■ **What to produce**
Whenever the string "fraction" appears in a line below, please copy the line out.

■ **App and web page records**
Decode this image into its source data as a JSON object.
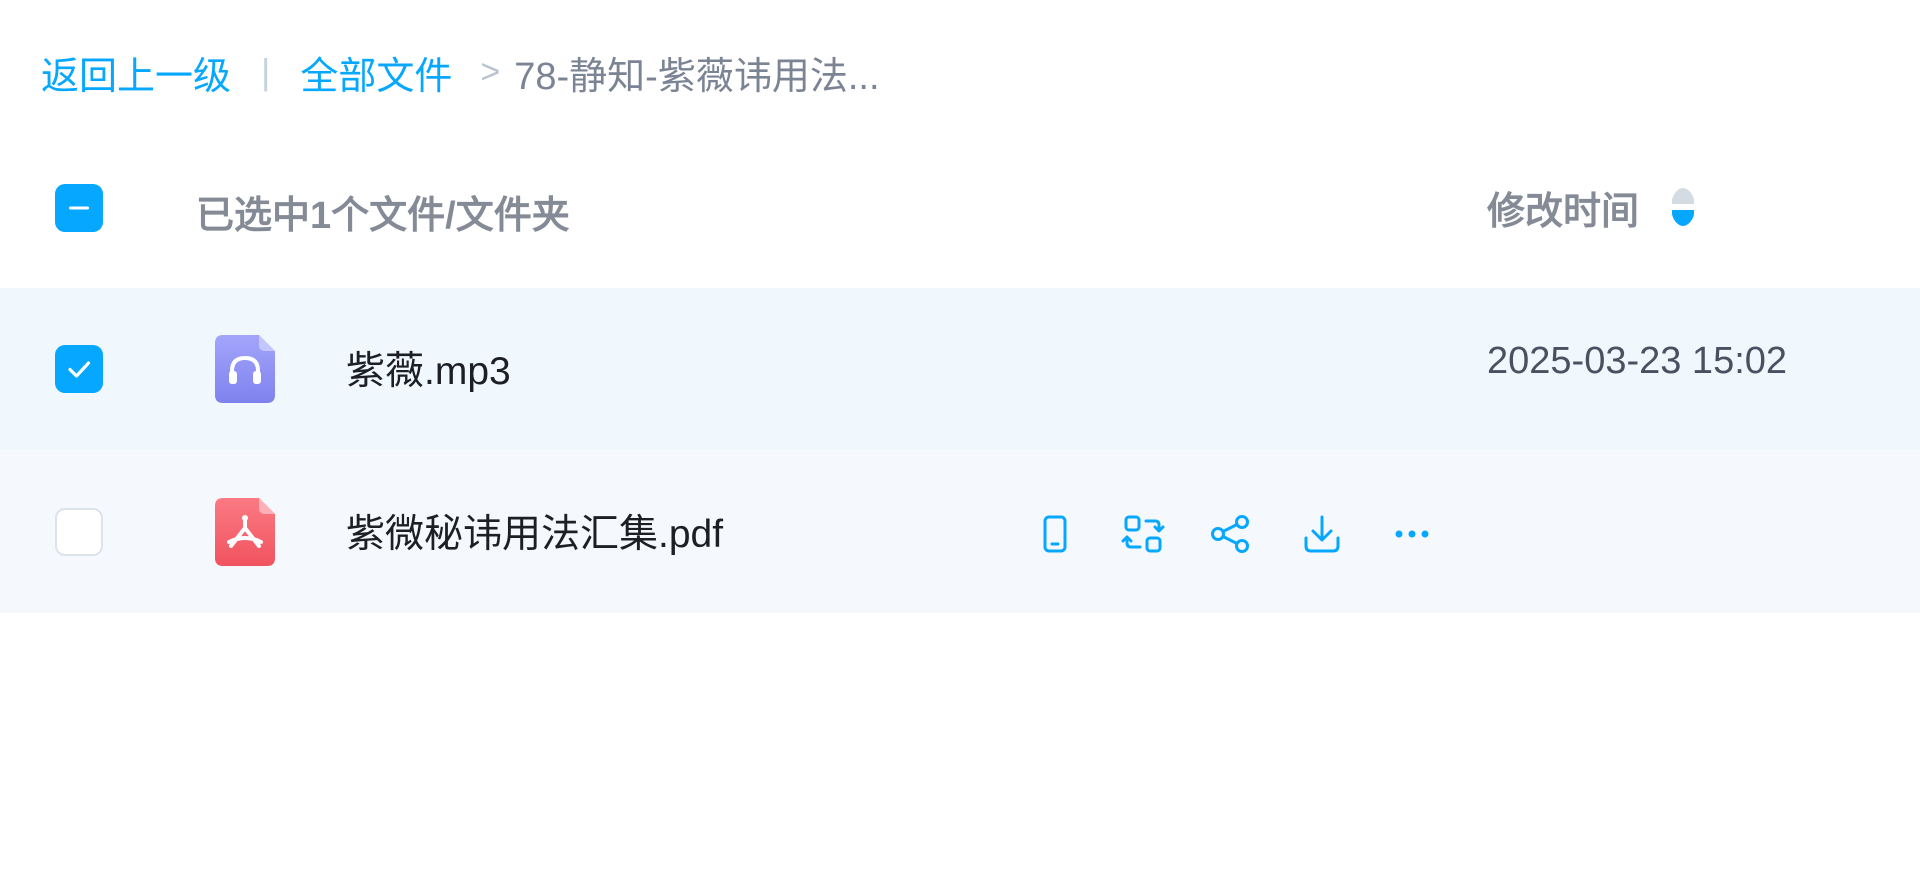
{
  "breadcrumb": {
    "back_label": "返回上一级",
    "separator": "|",
    "root_label": "全部文件",
    "arrow": ">",
    "current_label": "78-静知-紫薇讳用法..."
  },
  "header": {
    "selection_text": "已选中1个文件/文件夹",
    "time_column_label": "修改时间",
    "select_all_state": "partial"
  },
  "files": [
    {
      "name": "紫薇.mp3",
      "type": "audio",
      "icon": "audio-file-icon",
      "modified": "2025-03-23 15:02",
      "checked": true
    },
    {
      "name": "紫微秘讳用法汇集.pdf",
      "type": "pdf",
      "icon": "pdf-file-icon",
      "modified": "",
      "checked": false,
      "hover_actions": [
        "phone-icon",
        "convert-icon",
        "share-icon",
        "download-icon",
        "more-icon"
      ]
    }
  ],
  "colors": {
    "accent": "#06a7ff",
    "audio_icon": "#8c8ef5",
    "pdf_icon": "#f6626f",
    "selected_row_bg": "#f0f8fe",
    "hover_row_bg": "#f5f8fc"
  }
}
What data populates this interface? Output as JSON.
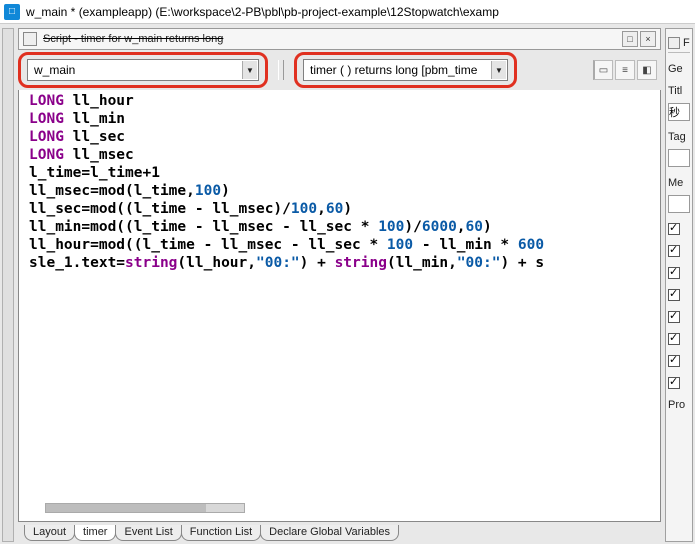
{
  "titlebar": {
    "icon_letter": "□",
    "text": "w_main * (exampleapp) (E:\\workspace\\2-PB\\pbl\\pb-project-example\\12Stopwatch\\examp"
  },
  "script_header": {
    "text": "Script - timer for w_main returns long"
  },
  "object_combo": {
    "value": "w_main"
  },
  "event_combo": {
    "value": "timer ( )  returns long [pbm_time"
  },
  "header_icons": [
    "□",
    "×"
  ],
  "tool_icons": [
    "▭",
    "≡",
    "◧"
  ],
  "code": {
    "l1_kw": "LONG",
    "l1_id": "ll_hour",
    "l2_kw": "LONG",
    "l2_id": "ll_min",
    "l3_kw": "LONG",
    "l3_id": "ll_sec",
    "l4_kw": "LONG",
    "l4_id": "ll_msec",
    "l5": "l_time=l_time+1",
    "l6a": "ll_msec=mod(l_time,",
    "l6n": "100",
    "l6b": ")",
    "l7a": "ll_sec=mod((l_time - ll_msec)/",
    "l7n1": "100",
    "l7m": ",",
    "l7n2": "60",
    "l7b": ")",
    "l8a": "ll_min=mod((l_time - ll_msec - ll_sec * ",
    "l8n1": "100",
    "l8m": ")/",
    "l8n2": "6000",
    "l8c": ",",
    "l8n3": "60",
    "l8b": ")",
    "l9a": "ll_hour=mod((l_time - ll_msec - ll_sec * ",
    "l9n1": "100",
    "l9m": " - ll_min * ",
    "l9n2": "600",
    "l10a": "sle_1.text=",
    "l10fn1": "string",
    "l10b": "(ll_hour,",
    "l10s1": "\"00:\"",
    "l10c": ") + ",
    "l10fn2": "string",
    "l10d": "(ll_min,",
    "l10s2": "\"00:\"",
    "l10e": ") + s"
  },
  "tabs": [
    "Layout",
    "timer",
    "Event List",
    "Function List",
    "Declare Global Variables"
  ],
  "active_tab_index": 1,
  "right_panel": {
    "header_letter": "F",
    "section1": "Ge",
    "label_title": "Titl",
    "value_title": "秒",
    "label_tag": "Tag",
    "label_me": "Me",
    "checks": [
      true,
      true,
      true,
      true,
      true,
      true,
      true,
      true,
      true,
      true
    ],
    "section2": "Pro"
  }
}
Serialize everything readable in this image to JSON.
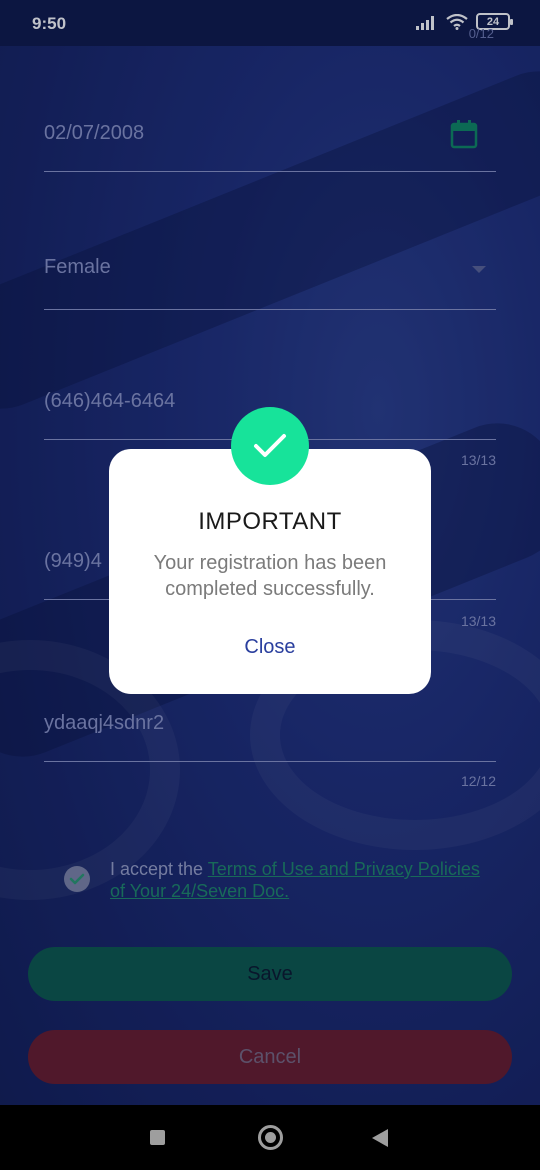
{
  "status_bar": {
    "time": "9:50",
    "battery": "24",
    "top_counter": "0/12"
  },
  "form": {
    "birth_date": "02/07/2008",
    "gender": "Female",
    "phone_primary": "(646)464-6464",
    "phone_primary_counter": "13/13",
    "phone_secondary": "(949)4",
    "phone_secondary_counter": "13/13",
    "password": "ydaaqj4sdnr2",
    "password_counter": "12/12",
    "terms_prefix": "I accept the ",
    "terms_link": "Terms of Use and Privacy Policies of Your 24/Seven Doc.",
    "terms_checked": true
  },
  "buttons": {
    "save": "Save",
    "cancel": "Cancel"
  },
  "dialog": {
    "title": "IMPORTANT",
    "message": "Your registration has been completed successfully.",
    "close": "Close",
    "badge_icon": "checkmark-icon"
  },
  "colors": {
    "accent_green": "#17e39a",
    "save_button": "#0c5a4c",
    "cancel_button": "#6a1c2c",
    "link_blue": "#2a3f9e"
  }
}
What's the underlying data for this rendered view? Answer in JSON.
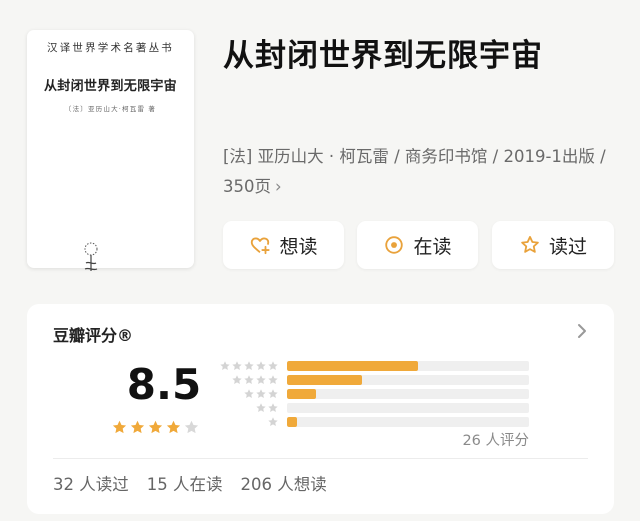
{
  "cover": {
    "series": "汉译世界学术名著丛书",
    "title": "从封闭世界到无限宇宙",
    "author_line": "〔法〕亚历山大·柯瓦雷 著"
  },
  "book": {
    "title": "从封闭世界到无限宇宙",
    "meta": "[法] 亚历山大 · 柯瓦雷 / 商务印书馆 / 2019-1出版 / 350页",
    "meta_chevron": "›"
  },
  "actions": {
    "want_label": "想读",
    "reading_label": "在读",
    "read_label": "读过"
  },
  "rating": {
    "label": "豆瓣评分®",
    "score": "8.5",
    "stars": 4,
    "distribution": [
      {
        "stars": 5,
        "fraction": 0.54
      },
      {
        "stars": 4,
        "fraction": 0.31
      },
      {
        "stars": 3,
        "fraction": 0.12
      },
      {
        "stars": 2,
        "fraction": 0.0
      },
      {
        "stars": 1,
        "fraction": 0.04
      }
    ],
    "count_text": "26 人评分",
    "accent_color": "#f0a93a",
    "track_color": "#efefef"
  },
  "stats": {
    "read": "32 人读过",
    "reading": "15 人在读",
    "want": "206 人想读"
  }
}
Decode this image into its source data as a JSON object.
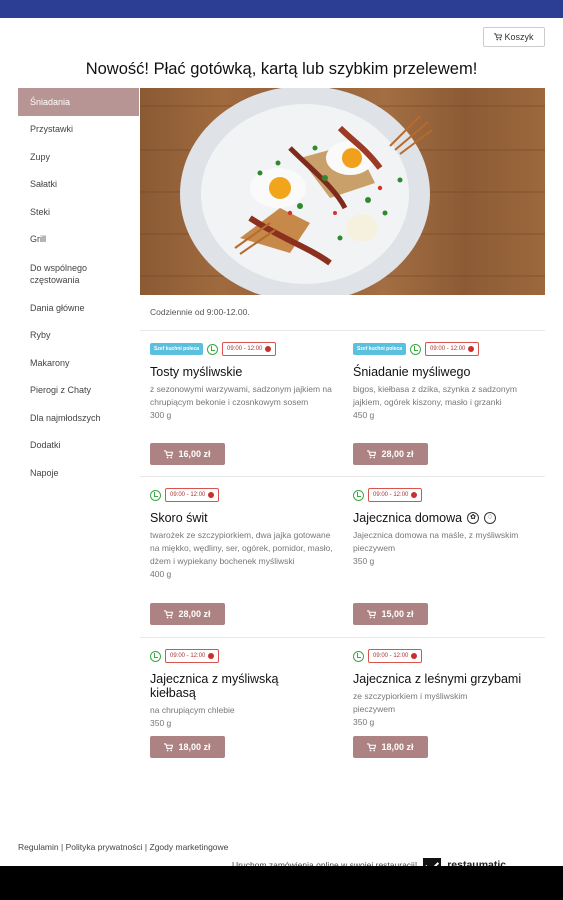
{
  "cart": {
    "label": "Koszyk"
  },
  "headline": "Nowość! Płać gotówką, kartą lub szybkim przelewem!",
  "sidebar": {
    "items": [
      {
        "label": "Śniadania",
        "active": true
      },
      {
        "label": "Przystawki"
      },
      {
        "label": "Zupy"
      },
      {
        "label": "Sałatki"
      },
      {
        "label": "Steki"
      },
      {
        "label": "Grill"
      },
      {
        "label": "Do wspólnego częstowania"
      },
      {
        "label": "Dania główne"
      },
      {
        "label": "Ryby"
      },
      {
        "label": "Makarony"
      },
      {
        "label": "Pierogi z Chaty"
      },
      {
        "label": "Dla najmłodszych"
      },
      {
        "label": "Dodatki"
      },
      {
        "label": "Napoje"
      }
    ]
  },
  "category": {
    "intro": "Codziennie od 9:00-12.00."
  },
  "badges": {
    "chef": "Szef kuchni poleca",
    "hours": "09:00 - 12:00"
  },
  "items": [
    {
      "name": "Tosty myśliwskie",
      "desc": "z sezonowymi warzywami, sadzonym jajkiem na chrupiącym bekonie i czosnkowym sosem",
      "weight": "300 g",
      "price": "16,00 zł"
    },
    {
      "name": "Śniadanie myśliwego",
      "desc": "bigos, kiełbasa z dzika, szynka z sadzonym jajkiem, ogórek kiszony, masło i grzanki",
      "weight": "450 g",
      "price": "28,00 zł"
    },
    {
      "name": "Skoro świt",
      "desc": "twarożek ze szczypiorkiem, dwa jajka gotowane na miękko, wędliny, ser, ogórek, pomidor, masło, dżem i wypiekany bochenek myśliwski",
      "weight": "400 g",
      "price": "28,00 zł"
    },
    {
      "name": "Jajecznica domowa",
      "desc": "Jajecznica domowa na maśle, z myśliwskim pieczywem",
      "weight": "350 g",
      "price": "15,00 zł"
    },
    {
      "name": "Jajecznica z myśliwską kiełbasą",
      "desc": "na chrupiącym chlebie",
      "weight": "350 g",
      "price": "18,00 zł"
    },
    {
      "name": "Jajecznica z leśnymi grzybami",
      "desc": "ze szczypiorkiem i myśliwskim pieczywem",
      "weight": "350 g",
      "price": "18,00 zł"
    }
  ],
  "footer": {
    "links": "Regulamin | Polityka prywatności | Zgody marketingowe",
    "tagline": "Uruchom zamówienia online w swojej restauracji!",
    "brand": "restaumatic"
  },
  "colors": {
    "topbar": "#2c3e94",
    "accent": "#ad8282",
    "active": "#b79595",
    "chef": "#5bc0de"
  }
}
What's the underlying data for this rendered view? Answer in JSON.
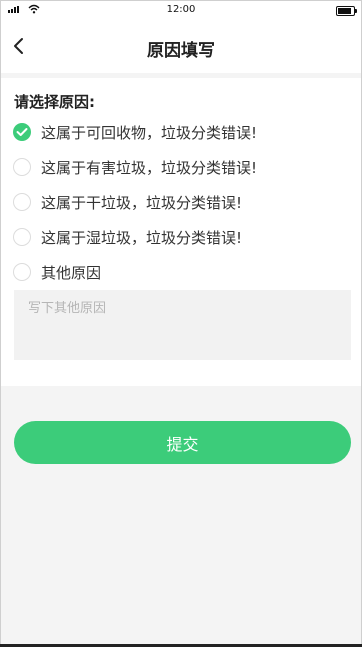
{
  "status_bar": {
    "time": "12:00"
  },
  "nav": {
    "title": "原因填写",
    "back_icon": "chevron-left-icon"
  },
  "form": {
    "prompt": "请选择原因:",
    "options": [
      {
        "label": "这属于可回收物，垃圾分类错误!",
        "selected": true
      },
      {
        "label": "这属于有害垃圾，垃圾分类错误!",
        "selected": false
      },
      {
        "label": "这属于干垃圾，垃圾分类错误!",
        "selected": false
      },
      {
        "label": "这属于湿垃圾，垃圾分类错误!",
        "selected": false
      },
      {
        "label": "其他原因",
        "selected": false
      }
    ],
    "other_reason": {
      "value": "",
      "placeholder": "写下其他原因"
    },
    "submit_label": "提交"
  },
  "colors": {
    "accent": "#3ccc7a",
    "input_bg": "#f2f2f2",
    "page_bg": "#f4f4f4"
  }
}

■ **Exercise response**
        "fraction": 0.54
        "fraction": 0.31
        "fraction": 0.12
        "fraction": 0.0
        "fraction": 0.04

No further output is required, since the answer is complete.